|International Classification||H01R13/658, H01R13/648, H01R13/33|
|Cooperative Classification||H01R12/724, H01R12/716, H01R13/65802|
|Jan 22, 1992||AS||Assignment|
Owner name: MOLEX INCORPORATED, ILLINOIS
Free format text: ASSIGNMENT OF ASSIGNORS INTEREST.;ASSIGNOR:MURPHY, PAUL;REEL/FRAME:006065/0970
Effective date: 19910122
|Aug 21, 1996||FPAY||Fee payment|
Year of fee payment: 4
|Aug 30, 2000||FPAY||Fee payment|
Year of fee payment: 8

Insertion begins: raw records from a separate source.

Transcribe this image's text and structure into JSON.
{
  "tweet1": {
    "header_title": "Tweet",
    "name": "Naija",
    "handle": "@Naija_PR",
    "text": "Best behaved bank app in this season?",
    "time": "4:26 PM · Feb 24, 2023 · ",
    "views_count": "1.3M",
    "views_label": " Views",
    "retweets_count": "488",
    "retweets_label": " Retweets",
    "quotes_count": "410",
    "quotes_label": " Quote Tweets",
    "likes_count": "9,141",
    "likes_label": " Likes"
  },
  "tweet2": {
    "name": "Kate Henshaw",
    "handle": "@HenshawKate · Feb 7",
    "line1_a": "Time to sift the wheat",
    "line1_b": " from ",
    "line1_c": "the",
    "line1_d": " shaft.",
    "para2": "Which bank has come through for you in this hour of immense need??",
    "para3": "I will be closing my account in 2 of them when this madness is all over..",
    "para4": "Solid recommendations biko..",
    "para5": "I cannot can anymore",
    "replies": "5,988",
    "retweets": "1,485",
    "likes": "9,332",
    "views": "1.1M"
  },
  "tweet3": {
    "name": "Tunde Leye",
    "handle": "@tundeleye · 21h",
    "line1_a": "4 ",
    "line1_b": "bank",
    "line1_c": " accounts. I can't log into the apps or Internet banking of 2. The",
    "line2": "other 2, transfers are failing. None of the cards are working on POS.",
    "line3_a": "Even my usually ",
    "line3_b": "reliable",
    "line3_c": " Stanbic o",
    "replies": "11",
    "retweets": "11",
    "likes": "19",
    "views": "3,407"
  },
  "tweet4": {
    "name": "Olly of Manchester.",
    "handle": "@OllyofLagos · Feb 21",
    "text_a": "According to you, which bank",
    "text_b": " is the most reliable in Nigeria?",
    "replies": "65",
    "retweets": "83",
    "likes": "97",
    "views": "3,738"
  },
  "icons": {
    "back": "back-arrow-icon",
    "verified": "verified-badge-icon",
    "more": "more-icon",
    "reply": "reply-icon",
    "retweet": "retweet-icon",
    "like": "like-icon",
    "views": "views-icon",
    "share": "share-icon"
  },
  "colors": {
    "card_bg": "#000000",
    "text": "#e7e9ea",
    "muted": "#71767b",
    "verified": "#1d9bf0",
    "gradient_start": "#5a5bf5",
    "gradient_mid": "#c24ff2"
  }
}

|Oct 7, 2004||REMI||Maintenance fee reminder mailed|
|Mar 23, 2005||LAPS||Lapse for failure to pay maintenance fees|
|May 17, 2005||FP||Expired due to failure to pay maintenance fee|
Effective date: 20050323